First things first. The latest Canon firmware 1.1 does increase recording times, right off the bat. Now…it’s not by much. You’ll gain an extra 5 – 10 minutes on 4K60, 4K120, 4KHQ, and 8K. I wouldn’t even really say that, but instead say that it now, at least, gives you the stated recording times as stated by Canon. This is the list below.

So you should expect to get 30 minutes of 4KHQ 30fps, 4K 60fps, 15 minutes of 4K 120fps, and 20 minutes of 8K. This is great news for those who need to rely on the advertised times. So if you’re off to a shoot, and you NEED 15 minutes of 4K 120p, you can have much, much more confidence. This was not the case in 1.0, and in my personal overheating charts, most of these modes were marked as “unreliable” since there were many times I could not hit advertised times. Now this is all at the least, and you can even get more than the advertised times, much more often.

That said, there still remains some issues. One of the main ones being that screen-on time is one of the biggest factors in overheating. In my testing of 1.1, I was still able to record externally indefinitely in 4KHQ, but only when the screen was set to turn off automatically. When the screen was on the entire time, I was only able to record externally 4KHQ for 1 hour before the camera shut off due to overheating. This is a bummer. The good news is that cards and the battery in the camera no longer affect the overheating as much as they used to (though I’d still remove them if you’re looking for times around 3 – 4 hours long). The other bad news is that the “Overheat Control” option seems to drop the camera to standard 4K unless you record internally as well as externally. So if you’re in 4KHQ and are recording externally, and you have Overheat Control turned on, it will only output the standard 4K image until you press record on the camera. So DO NOT USE this setting when recording 4KHQ externally. This should only be used when recording internally, or when just using the HDMI output for monitoring purposes only.

The Gamechanger

But that’s not the exciting part. The exciting part is now with firmware 1.1, you can actually influence the heat and overheating of the camera. Like I stated, nothing you did could actually change the recording or recovery times. That all changes with 1.1. According to Gordon Laing of Cameralabs, Canon has stated the camera runs on 3 different temperature sensors, as well as timer. One of the temperature sensors is near the port side of the camera, and this measures the “external” temperature. In firmware 1.1, Canon seemed to weigh this ambient temp sensor much, much more than previously. This means you can actually influence both your recording and your recovery times, by using external cooling solutions!

As soon as this was announced, we got to work. Jodu Media was one of the first users to find that utilizing a small 6″ desk fan allowed him to record 8K and 4KHQ indefinitely inside at room temps. That is correct. Unlimited 8K recording. No hacks, no weird tricks. Just a cheap fan. This was then confirmed by user Bababokeh from the Canonrumors Discord group, who also ran the same tests and found the same results. Lastly, I recently did my own tests with a cheap 40mm USB fan, and alas, I’ve found the same results!

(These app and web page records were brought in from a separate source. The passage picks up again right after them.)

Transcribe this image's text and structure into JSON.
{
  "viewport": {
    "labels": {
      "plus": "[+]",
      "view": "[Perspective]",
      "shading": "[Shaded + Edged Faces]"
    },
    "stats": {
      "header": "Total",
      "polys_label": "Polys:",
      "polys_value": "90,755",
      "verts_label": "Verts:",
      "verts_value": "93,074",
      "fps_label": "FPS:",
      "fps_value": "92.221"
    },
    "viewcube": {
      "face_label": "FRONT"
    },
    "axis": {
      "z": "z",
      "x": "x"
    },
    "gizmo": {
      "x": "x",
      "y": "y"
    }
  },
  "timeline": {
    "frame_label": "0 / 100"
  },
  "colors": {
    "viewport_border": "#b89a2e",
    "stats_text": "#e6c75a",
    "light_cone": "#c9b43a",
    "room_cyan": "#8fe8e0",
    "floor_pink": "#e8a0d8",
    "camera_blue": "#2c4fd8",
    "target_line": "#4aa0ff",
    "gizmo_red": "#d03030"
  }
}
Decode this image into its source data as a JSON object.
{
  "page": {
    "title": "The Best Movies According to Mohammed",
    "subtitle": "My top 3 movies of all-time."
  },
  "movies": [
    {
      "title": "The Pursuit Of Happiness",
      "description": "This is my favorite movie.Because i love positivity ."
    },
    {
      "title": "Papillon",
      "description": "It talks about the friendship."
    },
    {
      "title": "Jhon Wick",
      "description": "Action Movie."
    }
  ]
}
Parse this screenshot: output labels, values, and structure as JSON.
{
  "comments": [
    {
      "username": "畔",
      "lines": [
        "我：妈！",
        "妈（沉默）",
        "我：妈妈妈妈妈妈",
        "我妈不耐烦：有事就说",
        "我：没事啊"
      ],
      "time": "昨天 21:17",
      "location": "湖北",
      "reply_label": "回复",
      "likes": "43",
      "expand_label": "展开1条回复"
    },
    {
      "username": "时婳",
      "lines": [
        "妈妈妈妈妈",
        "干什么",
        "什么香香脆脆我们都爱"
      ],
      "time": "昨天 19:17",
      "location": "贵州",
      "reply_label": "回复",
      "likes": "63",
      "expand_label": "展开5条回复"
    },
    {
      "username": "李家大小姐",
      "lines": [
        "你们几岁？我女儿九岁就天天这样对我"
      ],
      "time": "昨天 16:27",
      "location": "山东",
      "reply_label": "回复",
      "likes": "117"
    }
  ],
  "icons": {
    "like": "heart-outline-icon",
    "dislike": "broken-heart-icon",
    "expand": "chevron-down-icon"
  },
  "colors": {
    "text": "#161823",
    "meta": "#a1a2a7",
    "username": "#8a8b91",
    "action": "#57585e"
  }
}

In the video above, I showcase that my small fan allowed me to record multiple hours of 8K 30fps IPB. I’ve been doing further testing and can confirm this works for both 4K 60fps, and 4KHQ. I have not tested with 4K 120fps currently. Unfortunately, there are some caveats. The first is…the ambient temperature. So both Jodu Media and Bababokeh have found that the camera reached its overheating point with a fan, outside in a hot climate. (I believe the average temp for both was around 92-95F). It seems blowing hot air at the camera doesn’t do much to cool it. I also found that the placement of my small fan did matter.  I needed to place it directly on the port side for it to run indefinitely, where the back of the camera wasn’t able to keep it cool enough. This all gives much more confidence to after-market cooling solutions like the one we saw from Tilta.

So all that said, it’s great to see that Canon is actively working on this issue. I have no doubt that 1.1 gives the Canon R5 much more life and you should upgrade immediately. I think this latest firmware solves many issues a lot of videographers had with the camera. And I have a lot of hope for the future of the device and I can’t wait to see how far Canon pushes it in the future.